- **Records to process**

────

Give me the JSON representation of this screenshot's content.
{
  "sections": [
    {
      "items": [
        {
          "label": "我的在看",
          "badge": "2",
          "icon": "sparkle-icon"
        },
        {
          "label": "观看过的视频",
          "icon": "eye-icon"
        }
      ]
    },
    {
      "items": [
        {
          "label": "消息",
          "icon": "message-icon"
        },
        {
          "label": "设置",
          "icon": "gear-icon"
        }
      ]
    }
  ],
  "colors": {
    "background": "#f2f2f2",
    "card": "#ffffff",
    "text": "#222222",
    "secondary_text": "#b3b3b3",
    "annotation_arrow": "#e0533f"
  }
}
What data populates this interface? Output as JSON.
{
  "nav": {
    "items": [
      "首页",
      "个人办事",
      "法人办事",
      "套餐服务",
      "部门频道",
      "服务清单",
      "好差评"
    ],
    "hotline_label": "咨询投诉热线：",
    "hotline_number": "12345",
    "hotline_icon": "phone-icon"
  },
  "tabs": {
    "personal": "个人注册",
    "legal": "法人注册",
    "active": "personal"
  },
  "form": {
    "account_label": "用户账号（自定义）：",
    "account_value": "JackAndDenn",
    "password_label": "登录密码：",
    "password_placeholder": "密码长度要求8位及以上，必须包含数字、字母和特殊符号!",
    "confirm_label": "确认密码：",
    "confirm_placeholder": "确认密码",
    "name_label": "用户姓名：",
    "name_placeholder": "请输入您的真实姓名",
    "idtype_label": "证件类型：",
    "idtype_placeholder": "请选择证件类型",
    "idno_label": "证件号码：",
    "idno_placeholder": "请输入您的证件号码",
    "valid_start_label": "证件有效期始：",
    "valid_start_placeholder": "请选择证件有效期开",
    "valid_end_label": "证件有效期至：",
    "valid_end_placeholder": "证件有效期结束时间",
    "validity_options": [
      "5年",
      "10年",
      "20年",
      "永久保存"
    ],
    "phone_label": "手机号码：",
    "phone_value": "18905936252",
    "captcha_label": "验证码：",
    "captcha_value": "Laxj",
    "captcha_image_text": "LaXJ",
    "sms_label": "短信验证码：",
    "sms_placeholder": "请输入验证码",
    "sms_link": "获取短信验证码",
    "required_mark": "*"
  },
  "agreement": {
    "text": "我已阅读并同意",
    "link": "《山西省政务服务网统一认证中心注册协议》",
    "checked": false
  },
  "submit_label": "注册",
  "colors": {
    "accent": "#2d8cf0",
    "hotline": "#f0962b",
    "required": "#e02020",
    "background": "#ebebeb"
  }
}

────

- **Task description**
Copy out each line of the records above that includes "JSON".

- **Answer**
Give me the JSON representation of this screenshot's content.
What data populates this interface? Output as JSON.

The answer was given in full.